Monday June 22 2020

Workers at a flower farm in Kenya. The flower business has been greatly affected by the coronavirus lockdowns. PHOTO | FILE | NMG


Africa's projected gross domestic product growth of 3.2 per cent for 2020 is now expected to fall further to -0.8 per cent due to prolonged partial and total lockdown of countries brought on by the Covid-19 pandemic.

With more than 41 countries still imposing curfews and stay-at-home guidelines, sectors that depend on social interactions such as aviation, hospitality, tourism and entertainment will have little revenue.

A new report by Deloitte analysing the impact of Covid-19 indicates that the economies of Kenya, Uganda and Tanzania are expected to fall below four per cent this year.

Kenya’s projected GDP growth in 2020 will fall to one per cent from 5.7 per cent, due to a decline in tourism, export revenues and disruption in the supply chain.


The pandemic has slowed revenue base collections as reductions in household and business spending drop to about 50 per cent due to liquidity constraints.

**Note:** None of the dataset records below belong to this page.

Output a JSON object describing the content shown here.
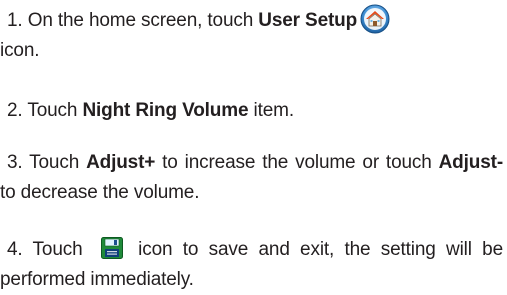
{
  "steps": [
    {
      "number": "1.",
      "pre": "On the home screen, touch ",
      "bold": "User Setup",
      "post": "icon.",
      "icon": "home-icon"
    },
    {
      "number": "2.",
      "pre": "Touch ",
      "bold": "Night Ring Volume",
      "post": " item."
    },
    {
      "number": "3.",
      "pre": "Touch ",
      "bold": "Adjust+",
      "mid": " to increase the volume or touch ",
      "bold2": "Adjust-",
      "post": " to decrease the volume."
    },
    {
      "number": "4.",
      "pre": "Touch ",
      "post": " icon to save and exit, the setting will be performed immediately.",
      "icon": "save-icon"
    }
  ],
  "colors": {
    "text": "#231f20",
    "home_icon_ring": "#2f7fc4",
    "home_icon_roof": "#e64a19",
    "save_icon_bg": "#1f8a3a"
  }
}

Disruption in the supply chain for key inputs in machinery and chemicals is about 30 per cent, decline in imports from affected countries is down to an estimated 3.1 per cent, and the tourism sector has recorded a 20 per cent decline as a result of a standstill in the global aviation industry in the past three months.

In Tanzania, the economic growth projection has been revised downwards, mostly because of a waning demand for mineral exports due to global supply chain interruptions.

Tanzania’s real GDP was initially projected to increase by 5.3 per cent in 2020, down from 6.3 per cent in 2019. However, following the impact of the Covid-19 pandemic, the country’s economic growth is expected to decline to two per cent this year.

Uganda had projected its growth at 5.3 per cent this year from 5.9 per cent in 2019 amid steady agricultural increase in production, expansion in gold-processing and delays in oil projects. However, the pandemic has seen the country revise its economic growth to 3.5 per cent.

Uganda’s economy has been faced with disrupted supply chains and weakened global demand for goods due to slowdown in agricultural production from the localised impact of a regional locust outbreak in northeast Uganda.

The disruption of supply chains and weakened global demand has affected the inflow of raw materials and finished products for manufacturing and trading.